In the evening I would audit philosophy classes, reading Frankfurt School material as well as some Aristotle. This was my greatest pleasure.

But most importantly, I was adopted by a group of Catalan students who perhaps felt bad for me- and were maybe also entertained by the accent of a Mexican student. They were very generous and took me around the city and around Cataluña to see some of its Romanesque history. I had a giant crush for one of the students, a woman from Calabria, who almost immediately ignored me and made clear she wanted to have nothing to do with me, but in my then typical tragic-romantic self I embraced the heartbreak. The letter I wrote to you discusses that incident in detail, one which I am so embarrassed by that I am happy no one but you will ever read about it.

In the letter I say that my art teachers are telling me that I will not be a painter but rather a combination of things, involving writing, singing and more. I write “it will be something like a time arts medium like film or theater. I can’t discard that option because it feels very logical. But it would be too early to know for sure.”
This makes me realize that I wrote you this letter in what became a crucial inflection moment in my career. I had arrived to Barcelona full of idealism, wanting to have the European experience of say, a Diego Rivera in the Cubist Paris milieu. Instead it became an adventure of productive disappointments. I realized there that I didn’t want to be a philosopher. I realized that I did not want to be a painter, and that the fascination with the past is as harmful as the fascination with the future if not looked at critically. A few weeks later I returned to the United States with a renewed clarity about my multi-disciplinary path.

The letter, Humberto, speaks also to something that you will completely understand and relate to, and something that we, I believe, try to forget about as we enter the middle age: it is the passion with which we give ourselves to our experiences. This complete surrender to our feelings it can bring us to extreme highs but also to extreme lows that hurt us and can become so hurtful that we as we grow older we are eager to bury that younger, hapless self, and try to build a fortification to immunize ourselves to the onslaught of emotion. As a famous stoic once said, you should never get too excited about your successes nor get too depressed by your failures.

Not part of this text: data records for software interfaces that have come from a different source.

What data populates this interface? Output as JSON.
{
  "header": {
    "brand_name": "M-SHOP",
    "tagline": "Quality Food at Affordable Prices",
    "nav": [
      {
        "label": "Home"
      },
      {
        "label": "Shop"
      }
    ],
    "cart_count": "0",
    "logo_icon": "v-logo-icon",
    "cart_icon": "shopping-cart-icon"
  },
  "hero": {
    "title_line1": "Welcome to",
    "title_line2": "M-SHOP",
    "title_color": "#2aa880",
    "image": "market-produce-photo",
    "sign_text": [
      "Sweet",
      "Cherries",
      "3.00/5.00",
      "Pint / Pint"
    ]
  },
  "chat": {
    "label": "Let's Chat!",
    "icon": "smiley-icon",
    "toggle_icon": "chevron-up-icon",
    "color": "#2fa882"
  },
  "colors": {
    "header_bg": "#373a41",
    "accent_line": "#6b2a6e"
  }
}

I see that younger self in that world full of life and emotion, projecting grand expectations, and wonder what he would have thought of me, of the person he became. Like most adults, I could just go ahead and discard that older self: I could simply throw away this letter and not allow anyone to read it. But I would be doing a disservice to him. For I think, as artists, that whatever we produce, it stops being ours once it is made and rather belongs to the world. So this is why I am mailing you that letter, 29 years late, but intended for you: a belated report by someone who used to be me, someone who might still live in some part of our selves.

Un abrazo de


One Response to “Viejo Humberto (1991-2020)”

  1. I saw your introductory post on Facebook.

    This speaks so much to me. As I am from a generation older, it still resonates with me.

    I had a lost year reading philosophy at Varsity, working harder on the aesthetics of playing left back.

    50 years later, it was so meaningful to meet up with my old captain in Manchester (UK), as it were opening up a letter that was never sent due to my sudden rustication.

    Mis saludos a todos.